Welcome to my Homepage!
I’m an Assistant Professor at Seaver Autism Center of Research & Treatment at Mount Sinai.
Before joining Mount Sinai, I worked as a postdoctoral researcher with Kathryn Roeder at Carnegie Mellon University. I earned my PhD degree in University of Pennsylvania in 2019. My thesis “Mendelian randomization and single cell deconvolution: Two problems in statistical genetics” is advised by Nancy Zhang. I also worked with Dylan Small on Mendelian randomization problems and Mingyao Li on statistical modeling of single-cell RNA sequencing.
I received my Bachelor degree of Statistics from University of Science and Technology of China (USTC), School of the Gifted Young.
Here is a current copy of my CV.
My research interests sits in the intersection of statistical genomics, computational biology and neuroscience. I was trained as a statistician and mathematician before diving into the genetics and genomics world. I have broad interests in statistical genetics and genomics, multiomics integration, gene regulatory networks and spatial transcriptomics.

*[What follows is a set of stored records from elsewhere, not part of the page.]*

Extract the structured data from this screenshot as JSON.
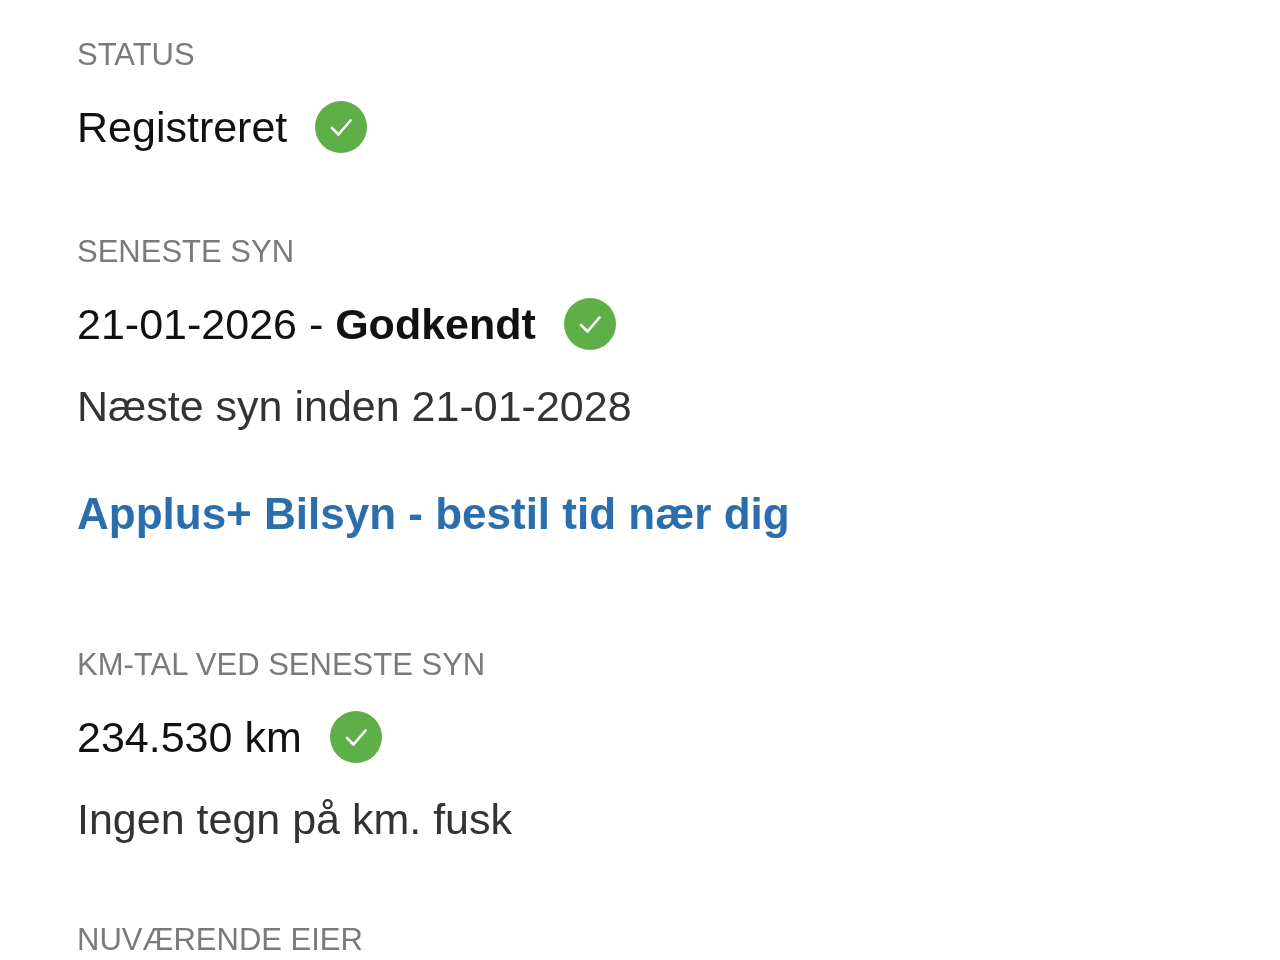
{
  "sections": [
    {
      "label": "STATUS",
      "lines": [
        {
          "kind": "value",
          "text": "Registreret",
          "verified": true
        }
      ]
    },
    {
      "label": "SENESTE SYN",
      "lines": [
        {
          "kind": "value",
          "text": "21-01-2026 - **Godkendt**",
          "verified": true
        },
        {
          "kind": "note",
          "text": "Næste syn inden 21-01-2028"
        },
        {
          "kind": "link",
          "text": "Applus+ Bilsyn - bestil tid nær dig"
        }
      ]
    },
    {
      "label": "KM-TAL VED SENESTE SYN",
      "lines": [
        {
          "kind": "value",
          "text": "234.530 km",
          "verified": true
        },
        {
          "kind": "note",
          "text": "Ingen tegn på km. fusk"
        }
      ]
    },
    {
      "label": "NUVÆRENDE EIER"
    }
  ]
}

I am currently looking for postdocs interested in statistical genetics and genomics. Please email a CV to apply.
This is a two year extentable postdoctoral position in Wang’s lab. The successful candidate will apply cutting edge methods in statistics and machine learning to solve scientific problems emerging from genetics, using modern large-scale genomics data such as single-cell sequencing data. We are looking for highly motivated individuals with a strong background in statistical methodology, and a genuine interest in science and data-driven research.
Applicants must have (1) a Ph.D. in statistics, biostatistics, computational biology, computer science or other related quantitative field, (2) strong computing skills, (3) good communication skills.
Understanding gene regulatory networks is a topic of great interest because it can provide insights into cellular development, and identify factors that differ between normal and abnormal cells and phenotypes. Single-cell RNA sequencing provides a unique opportunity to gain understanding at the cellular level, but the technical features of the data create severe challenges when constructing gene networks. We develop a method that successfully skirts these challenges to estimate a cell-specific network for each single cell and cell type. Application of our algorithm to two brain cell samples furthers our understanding of autism spectrum disorder by examining the evolution of gene networks in fetal brain cells and comparing the networks of cells sampled from case and control subjects.
Knowledge of cell type composition in disease relevant tissues is an important step towards the identification of cellular targets of disease. We present MuSiC, a method that utilizes cell-type specific gene expression from single-cell RNA sequencing (RNA-seq) data to characterize cell type compositions from bulk RNA-seq data in complex tissues. By appropriate weighting of genes showing cross-subject and cross-cell consistency, MuSiC enables the transfer of cell type-specific gene expression information from one dataset to another. When applied to pancreatic islet and whole kidney expression data in human, mouse, and rats, MuSiC outperformed existing methods, especially for tissues with closely related cell types. MuSiC enables the characterization of cellular heterogeneity of complex tissues for understanding of disease mechanisms. As bulk tissue data are more easily accessible than single-cell RNA-seq, MuSiC allows the utilization of the vast amounts of disease relevant bulk tissue RNA-seq data for elucidating cell type contributions in disease.
In observational studies to estimate treatment effects, unmeasured confounding is often a concern. The instrumental variable (IV) method can control for unmeasured confounding when there is a valid IV. To be a valid IV, a variable needs to be independent of unmeasured confounders and only affect the outcome through affecting the treatment. When applying the IV method, there is often concern that a putative IV is invalid to some degree. We present an approach to sensitivity analysis for the IV method which examines the sensitivity of inferences to violations of IV validity. Specifically, we consider sensitivity when the magnitude of association between the putative IV and the unmeasured confounders and the direct effect of the IV on the outcome are limited in magnitude by a sensitivity parameter. Our approach is based on extending the Anderson–Rubin test and is valid regardless of the strength of the instrument. A power formula for this sensitivity analysis is presented. We illustrate its usage via examples about Mendelian randomization studies and its implications via a comparison of using rare versus common genetic variants as instruments.
Mendelian randomization (MR) is a method in biomedical research, which uses genotypes as instrument variables to estimate causal effect of exposure to outcome. Conventional estimation is two stage least squares (2SLS). With advanced sequencing technology, allele specific expression information became available. We present a new model to make usage of new information and estimate causal effect using maximum likelihood estimation (MLE). A comparison of precision between 2SLS and MLE is presented with different strength of instrument variables and confounder effect. We also illustrate its usage in finding downstream effect of lncRNA with genotype as instrument.
Genetics and genomics Science
Mentor: Kathryn Roeder
Thesis Committee: Nancy R. Zhang (Advisor), Mingyao Li, Dylan Small